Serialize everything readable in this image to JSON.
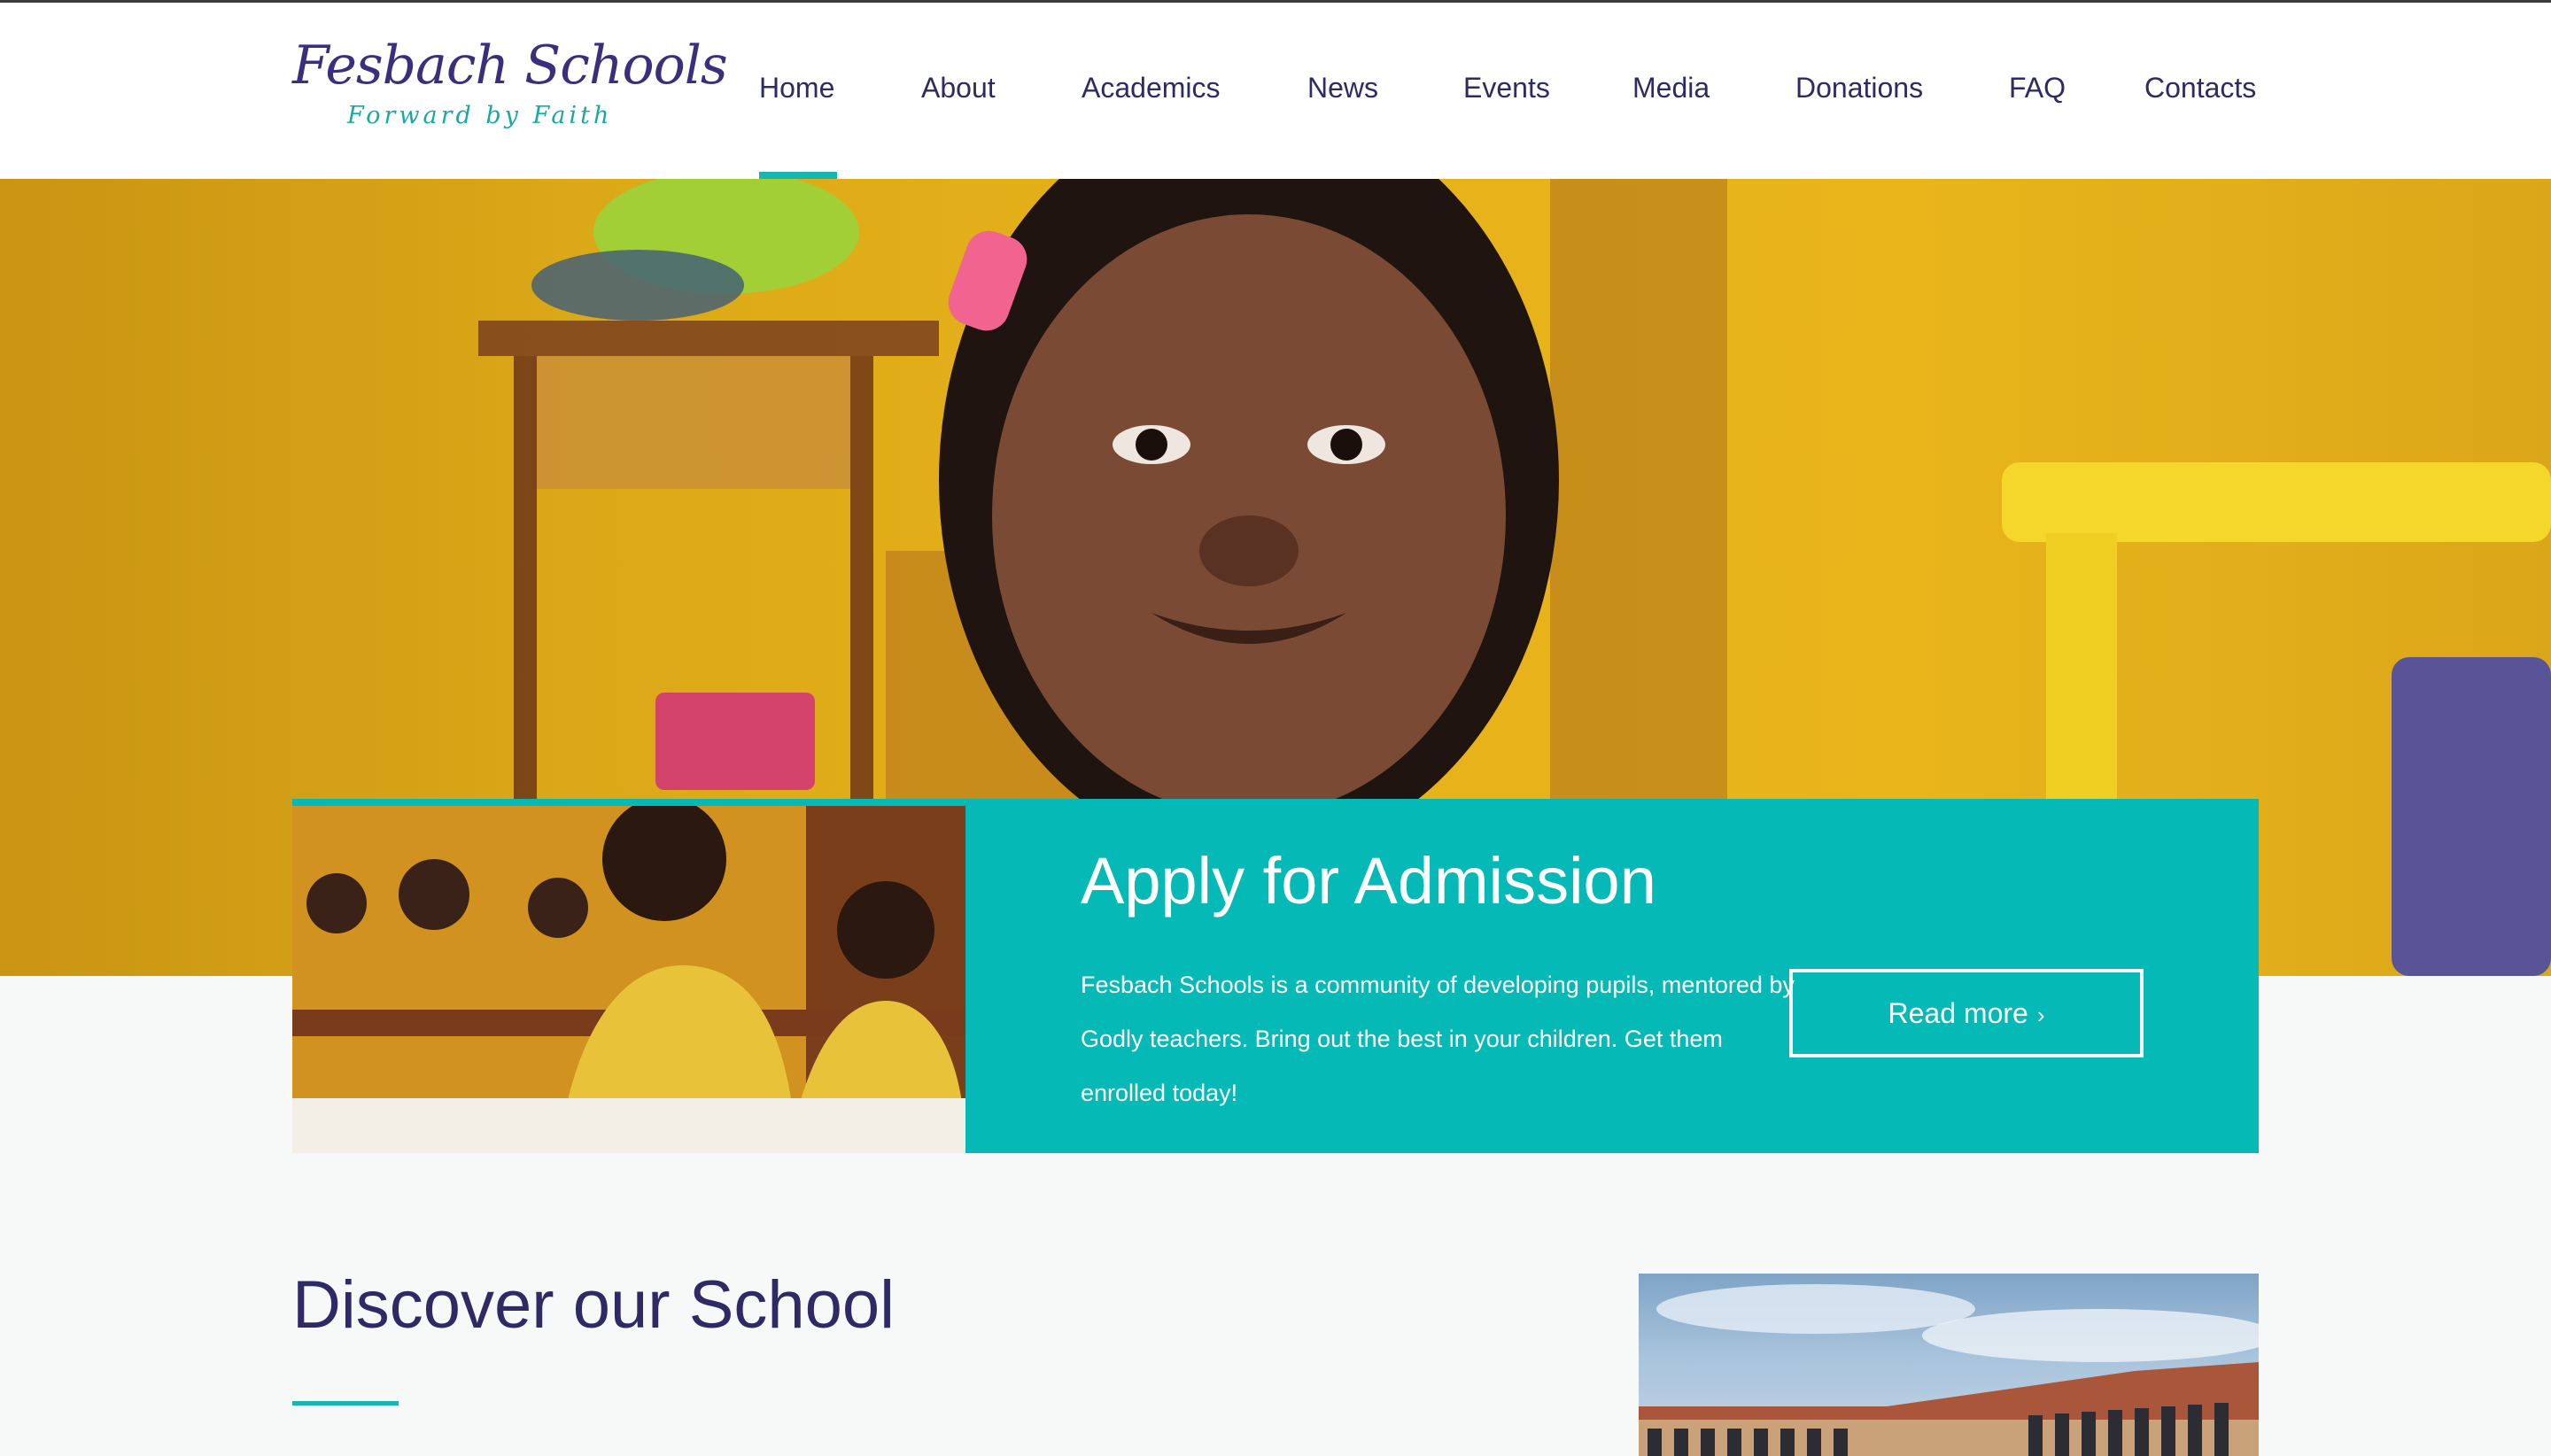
{
  "brand": {
    "name": "Fesbach Schools",
    "tagline": "Forward by Faith"
  },
  "nav": {
    "items": [
      {
        "label": "Home",
        "active": true
      },
      {
        "label": "About"
      },
      {
        "label": "Academics"
      },
      {
        "label": "News"
      },
      {
        "label": "Events"
      },
      {
        "label": "Media"
      },
      {
        "label": "Donations"
      },
      {
        "label": "FAQ"
      },
      {
        "label": "Contacts"
      }
    ]
  },
  "admission": {
    "title": "Apply for Admission",
    "text": "Fesbach Schools is a community of developing pupils, mentored by Godly teachers. Bring out the best in your children. Get them enrolled today!",
    "button_label": "Read more",
    "button_icon": "chevron-right-icon"
  },
  "discover": {
    "title": "Discover our School"
  },
  "colors": {
    "accent": "#05bab6",
    "heading": "#2e2a66",
    "hero_yellow": "#e7b21a"
  }
}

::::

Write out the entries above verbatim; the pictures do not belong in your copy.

Serialize everything readable in this image to JSON.
{
  "brand": {
    "name": "Fesbach Schools",
    "tagline": "Forward by Faith"
  },
  "nav": {
    "items": [
      {
        "label": "Home",
        "active": true
      },
      {
        "label": "About"
      },
      {
        "label": "Academics"
      },
      {
        "label": "News"
      },
      {
        "label": "Events"
      },
      {
        "label": "Media"
      },
      {
        "label": "Donations"
      },
      {
        "label": "FAQ"
      },
      {
        "label": "Contacts"
      }
    ]
  },
  "admission": {
    "title": "Apply for Admission",
    "text": "Fesbach Schools is a community of developing pupils, mentored by Godly teachers. Bring out the best in your children. Get them enrolled today!",
    "button_label": "Read more",
    "button_icon": "chevron-right-icon"
  },
  "discover": {
    "title": "Discover our School"
  },
  "colors": {
    "accent": "#05bab6",
    "heading": "#2e2a66",
    "hero_yellow": "#e7b21a"
  }
}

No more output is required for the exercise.